> _Activity_
Return all of the records below verbatim.

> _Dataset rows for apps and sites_
────────────────────────────────────────

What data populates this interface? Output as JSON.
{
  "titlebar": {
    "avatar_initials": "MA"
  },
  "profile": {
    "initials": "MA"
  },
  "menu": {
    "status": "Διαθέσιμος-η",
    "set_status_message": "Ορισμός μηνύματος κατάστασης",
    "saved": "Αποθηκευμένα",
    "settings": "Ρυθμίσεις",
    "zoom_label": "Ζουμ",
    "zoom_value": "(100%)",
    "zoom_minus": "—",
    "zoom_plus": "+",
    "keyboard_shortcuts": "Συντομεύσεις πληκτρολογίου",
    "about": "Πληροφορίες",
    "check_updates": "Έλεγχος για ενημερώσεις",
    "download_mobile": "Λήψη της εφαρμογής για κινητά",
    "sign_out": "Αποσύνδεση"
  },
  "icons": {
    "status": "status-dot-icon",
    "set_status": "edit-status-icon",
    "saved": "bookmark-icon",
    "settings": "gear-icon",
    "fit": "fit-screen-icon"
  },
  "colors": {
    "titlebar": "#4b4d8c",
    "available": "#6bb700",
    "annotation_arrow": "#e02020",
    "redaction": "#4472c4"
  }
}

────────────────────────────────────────

> _Your response_
What data populates this interface? Output as JSON.
{
  "titlebar": {
    "avatar_initials": "MA"
  },
  "profile": {
    "initials": "MA"
  },
  "menu": {
    "status": "Διαθέσιμος-η",
    "set_status_message": "Ορισμός μηνύματος κατάστασης",
    "saved": "Αποθηκευμένα",
    "settings": "Ρυθμίσεις",
    "zoom_label": "Ζουμ",
    "zoom_value": "(100%)",
    "zoom_minus": "—",
    "zoom_plus": "+",
    "keyboard_shortcuts": "Συντομεύσεις πληκτρολογίου",
    "about": "Πληροφορίες",
    "check_updates": "Έλεγχος για ενημερώσεις",
    "download_mobile": "Λήψη της εφαρμογής για κινητά",
    "sign_out": "Αποσύνδεση"
  },
  "icons": {
    "status": "status-dot-icon",
    "set_status": "edit-status-icon",
    "saved": "bookmark-icon",
    "settings": "gear-icon",
    "fit": "fit-screen-icon"
  },
  "colors": {
    "titlebar": "#4b4d8c",
    "available": "#6bb700",
    "annotation_arrow": "#e02020",
    "redaction": "#4472c4"
  }
}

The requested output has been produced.